§ ASSIGNED TASK
Please figure out how many lines in the material contain "corner", and give only that number.

§ DATA SUPPLIED
◇ ◇ ◇ ◇ ◇

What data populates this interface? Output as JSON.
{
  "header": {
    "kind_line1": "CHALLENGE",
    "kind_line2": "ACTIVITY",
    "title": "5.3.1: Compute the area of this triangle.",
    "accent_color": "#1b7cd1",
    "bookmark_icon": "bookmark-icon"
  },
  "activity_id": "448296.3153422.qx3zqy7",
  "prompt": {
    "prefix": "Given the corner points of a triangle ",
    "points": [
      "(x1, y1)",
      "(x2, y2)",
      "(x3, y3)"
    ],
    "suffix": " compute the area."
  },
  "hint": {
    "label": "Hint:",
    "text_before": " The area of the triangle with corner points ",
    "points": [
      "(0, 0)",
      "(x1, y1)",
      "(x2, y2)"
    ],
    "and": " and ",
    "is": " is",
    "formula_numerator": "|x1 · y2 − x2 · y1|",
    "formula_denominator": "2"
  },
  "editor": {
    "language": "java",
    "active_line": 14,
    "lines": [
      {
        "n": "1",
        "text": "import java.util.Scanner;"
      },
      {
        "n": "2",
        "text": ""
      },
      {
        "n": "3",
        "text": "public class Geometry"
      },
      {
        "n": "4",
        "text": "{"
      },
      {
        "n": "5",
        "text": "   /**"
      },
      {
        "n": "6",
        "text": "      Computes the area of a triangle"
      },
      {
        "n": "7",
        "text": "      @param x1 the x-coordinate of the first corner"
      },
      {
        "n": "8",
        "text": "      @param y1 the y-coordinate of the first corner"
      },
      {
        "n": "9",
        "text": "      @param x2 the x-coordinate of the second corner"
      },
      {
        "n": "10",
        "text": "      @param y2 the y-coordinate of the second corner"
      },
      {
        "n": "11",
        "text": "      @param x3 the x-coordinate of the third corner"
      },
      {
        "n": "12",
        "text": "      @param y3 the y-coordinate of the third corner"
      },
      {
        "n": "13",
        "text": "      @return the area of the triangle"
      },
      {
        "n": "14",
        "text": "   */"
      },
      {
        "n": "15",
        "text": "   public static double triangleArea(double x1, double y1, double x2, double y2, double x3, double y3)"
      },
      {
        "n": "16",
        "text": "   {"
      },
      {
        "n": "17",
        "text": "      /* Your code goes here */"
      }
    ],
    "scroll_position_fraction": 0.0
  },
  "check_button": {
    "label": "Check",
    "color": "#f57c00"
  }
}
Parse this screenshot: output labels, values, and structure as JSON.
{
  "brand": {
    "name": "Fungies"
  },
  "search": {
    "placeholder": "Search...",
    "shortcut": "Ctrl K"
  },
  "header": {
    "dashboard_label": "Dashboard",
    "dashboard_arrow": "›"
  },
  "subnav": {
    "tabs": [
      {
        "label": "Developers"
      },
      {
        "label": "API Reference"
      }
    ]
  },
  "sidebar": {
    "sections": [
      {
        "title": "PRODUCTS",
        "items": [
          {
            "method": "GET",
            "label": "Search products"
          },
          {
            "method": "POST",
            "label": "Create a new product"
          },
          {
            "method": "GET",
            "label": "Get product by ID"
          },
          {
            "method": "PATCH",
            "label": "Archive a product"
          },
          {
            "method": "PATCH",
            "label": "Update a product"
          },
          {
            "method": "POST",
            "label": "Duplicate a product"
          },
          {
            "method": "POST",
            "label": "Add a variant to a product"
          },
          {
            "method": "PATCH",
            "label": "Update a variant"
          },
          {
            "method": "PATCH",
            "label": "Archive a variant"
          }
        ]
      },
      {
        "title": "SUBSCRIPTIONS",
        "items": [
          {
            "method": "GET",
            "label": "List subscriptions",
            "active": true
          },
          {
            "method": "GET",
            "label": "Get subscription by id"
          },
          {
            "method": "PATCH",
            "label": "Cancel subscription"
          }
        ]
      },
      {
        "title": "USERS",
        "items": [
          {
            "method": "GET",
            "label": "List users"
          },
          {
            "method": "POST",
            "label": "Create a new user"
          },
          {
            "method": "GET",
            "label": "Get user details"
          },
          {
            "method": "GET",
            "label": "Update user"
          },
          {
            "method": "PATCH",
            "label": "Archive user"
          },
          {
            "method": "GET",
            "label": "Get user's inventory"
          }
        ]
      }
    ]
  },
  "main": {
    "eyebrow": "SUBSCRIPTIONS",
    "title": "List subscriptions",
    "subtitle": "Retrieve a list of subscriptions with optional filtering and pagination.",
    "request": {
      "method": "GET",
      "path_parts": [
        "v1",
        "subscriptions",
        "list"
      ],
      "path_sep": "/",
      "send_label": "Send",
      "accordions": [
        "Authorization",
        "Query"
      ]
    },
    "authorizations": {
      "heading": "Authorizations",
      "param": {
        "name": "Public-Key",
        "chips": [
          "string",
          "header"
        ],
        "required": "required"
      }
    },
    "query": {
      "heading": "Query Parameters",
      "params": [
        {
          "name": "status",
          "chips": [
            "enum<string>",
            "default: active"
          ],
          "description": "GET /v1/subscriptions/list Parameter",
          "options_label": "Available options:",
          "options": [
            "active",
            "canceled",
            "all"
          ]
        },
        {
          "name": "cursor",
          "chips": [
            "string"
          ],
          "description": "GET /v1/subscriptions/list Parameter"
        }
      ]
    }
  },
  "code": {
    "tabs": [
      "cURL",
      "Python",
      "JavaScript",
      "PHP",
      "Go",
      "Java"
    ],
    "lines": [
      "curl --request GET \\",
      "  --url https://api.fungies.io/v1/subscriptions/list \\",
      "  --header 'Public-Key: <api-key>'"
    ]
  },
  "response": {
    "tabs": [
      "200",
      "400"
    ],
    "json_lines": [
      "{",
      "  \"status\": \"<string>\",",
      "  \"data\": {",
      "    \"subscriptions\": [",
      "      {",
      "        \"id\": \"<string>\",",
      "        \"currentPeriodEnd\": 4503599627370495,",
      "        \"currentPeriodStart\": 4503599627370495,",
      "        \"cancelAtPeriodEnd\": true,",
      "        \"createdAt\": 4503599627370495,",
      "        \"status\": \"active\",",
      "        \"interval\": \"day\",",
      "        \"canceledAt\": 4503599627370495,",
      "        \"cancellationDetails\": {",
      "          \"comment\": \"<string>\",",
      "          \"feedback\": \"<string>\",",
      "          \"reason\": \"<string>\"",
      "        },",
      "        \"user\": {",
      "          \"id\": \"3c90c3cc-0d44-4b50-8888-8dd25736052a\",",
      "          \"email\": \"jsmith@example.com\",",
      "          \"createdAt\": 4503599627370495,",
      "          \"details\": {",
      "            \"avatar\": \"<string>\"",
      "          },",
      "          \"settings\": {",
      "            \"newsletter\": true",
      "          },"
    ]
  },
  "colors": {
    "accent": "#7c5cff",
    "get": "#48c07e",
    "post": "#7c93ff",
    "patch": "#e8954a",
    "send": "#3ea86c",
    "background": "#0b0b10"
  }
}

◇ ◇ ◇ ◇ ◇

§ YOUR RESPONSE
8